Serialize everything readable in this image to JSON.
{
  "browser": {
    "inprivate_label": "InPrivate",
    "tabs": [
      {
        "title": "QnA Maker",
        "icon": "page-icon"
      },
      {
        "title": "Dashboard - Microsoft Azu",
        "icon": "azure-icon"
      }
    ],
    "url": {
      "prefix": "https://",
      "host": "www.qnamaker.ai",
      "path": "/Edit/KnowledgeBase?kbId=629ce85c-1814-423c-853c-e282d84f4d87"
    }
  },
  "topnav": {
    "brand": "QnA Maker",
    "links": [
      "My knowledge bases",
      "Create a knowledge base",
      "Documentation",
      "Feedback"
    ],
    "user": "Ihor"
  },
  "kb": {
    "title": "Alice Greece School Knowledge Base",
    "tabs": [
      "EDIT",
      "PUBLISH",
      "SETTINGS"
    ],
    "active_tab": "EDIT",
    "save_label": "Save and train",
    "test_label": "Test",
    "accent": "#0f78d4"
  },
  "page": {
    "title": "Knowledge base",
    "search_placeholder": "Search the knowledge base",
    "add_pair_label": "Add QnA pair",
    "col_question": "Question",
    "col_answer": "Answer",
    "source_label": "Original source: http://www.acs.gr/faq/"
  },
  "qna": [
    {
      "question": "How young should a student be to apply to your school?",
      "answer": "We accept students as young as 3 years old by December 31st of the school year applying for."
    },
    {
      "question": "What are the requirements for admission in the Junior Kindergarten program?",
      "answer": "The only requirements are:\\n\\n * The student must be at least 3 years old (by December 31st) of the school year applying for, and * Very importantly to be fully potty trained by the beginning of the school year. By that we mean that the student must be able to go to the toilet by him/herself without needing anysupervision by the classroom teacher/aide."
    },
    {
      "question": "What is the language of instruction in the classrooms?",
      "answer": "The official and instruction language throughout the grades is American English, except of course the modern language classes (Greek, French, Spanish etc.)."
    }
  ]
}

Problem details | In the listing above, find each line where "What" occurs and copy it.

Answer |
      "question": "What are the requirements for admission in the Junior Kindergarten program?",
      "question": "What is the language of instruction in the classrooms?",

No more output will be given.